While the Trump and congressional budget plans don’t specify where these cuts would come from after 2018, areas that have already seen cuts or where Congress or President Trump have proposed cuts for 2018 would likely be hit:
K-12 education. Funding for elementary and secondary education has already fallen by 13 percent since 2010, adjusted for inflation. The House-passed 2018 funding bill would bring the total cut to 20 percent. Under the congressional plan, the cut would reach 29 percent by 2027 if K-12 were cut by the same share as NDD overall.
Housing assistance. The Trump and congressional budget plans would likely result in large cuts to rental assistance — including vouchers, aid tied to certain private developments, and public housing — with cuts growing over time. For example, by 2027, more than 300,000 families with children would lose rental aid under the congressional budget plan, if housing programs bear a proportional share of the budget’s NDD cuts. Such cuts would increase homelessness and housing insecurity, which research links to children’s health problems and diminishes their chances of succeeding in school.
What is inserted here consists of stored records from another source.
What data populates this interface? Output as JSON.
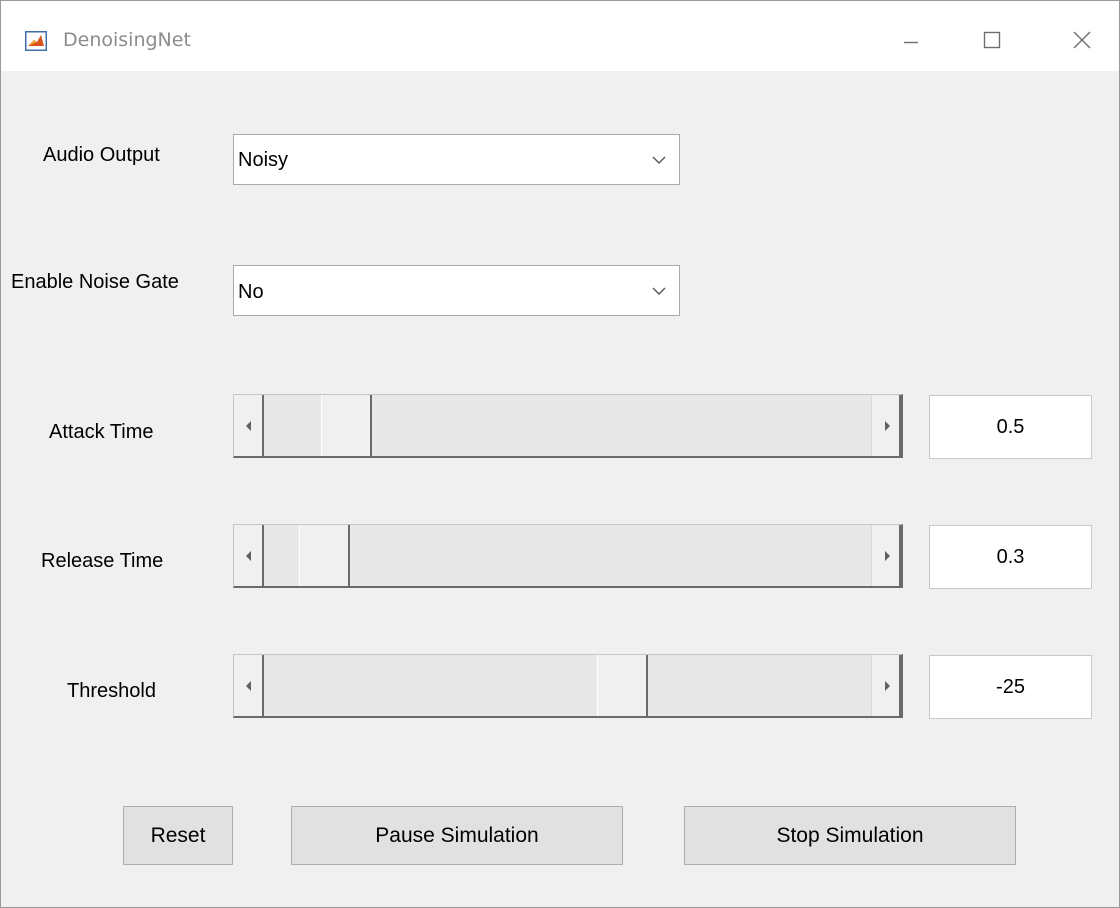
{
  "window": {
    "title": "DenoisingNet",
    "app_icon": "matlab-logo-icon",
    "controls": {
      "minimize_icon": "minimize-icon",
      "maximize_icon": "maximize-icon",
      "close_icon": "close-icon"
    }
  },
  "audio_output": {
    "label": "Audio Output",
    "selected": "Noisy",
    "arrow_icon": "chevron-down-icon"
  },
  "noise_gate": {
    "label": "Enable Noise Gate",
    "selected": "No",
    "arrow_icon": "chevron-down-icon"
  },
  "attack_time": {
    "label": "Attack Time",
    "value": "0.5",
    "slider_fraction": 0.1
  },
  "release_time": {
    "label": "Release Time",
    "value": "0.3",
    "slider_fraction": 0.06
  },
  "threshold": {
    "label": "Threshold",
    "value": "-25",
    "slider_fraction": 0.6
  },
  "buttons": {
    "reset": "Reset",
    "pause": "Pause Simulation",
    "stop": "Stop Simulation"
  },
  "colors": {
    "window_background": "#f0f0f0",
    "button_face": "#e1e1e1",
    "titlebar": "#ffffff"
  }
}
Child care and Head Start. Today, just 1 in 6 children eligible for child care assistance receive it, and Head Start serves only a small fraction of eligible infants and toddlers (and about half of 3- and 4-year-olds) due to inadequate funding. Despite this, the House and Senate funding bills for 2018 provide little or no increase for these programs. Since the cost of hiring teachers and buying teaching materials rises each year with inflation, both plans would likely lead to a decline in the number of children that child care and Head Start serve.
Under the congressional budget plan, by 2027 Head Start could serve roughly 170,000 fewer children than in 2016 — unless the program took drastic measures to reduce its cost and quality — if Head Start were cut by the same share as NDD overall.
The Bottom Line: Program Cuts Would Outweigh Most Families’ Small Tax Cuts
The GOP tax framework released in late September and the House Ways and Means proposal would provide very large tax cuts to the wealthiest Americans and profitable corporations, while providing little or only modest help to millions of low- and moderate-income families with children. Indeed, under the House plan, 10 million children in low-income working families would not benefit at all from the proposed expansion in the Child Tax Credit and 13 million additional children would receive less than the full $600-per-child increase available to higher-income families. When Congress turns its attention to paying for those tax cuts, most families with children would likely lose more from cuts in areas such as health care, child care assistance, education, food assistance, and refundable tax credits — that is, from programs that provide them with needed support or promote their upward mobility — than they would gain from the heavily skewed tax cuts.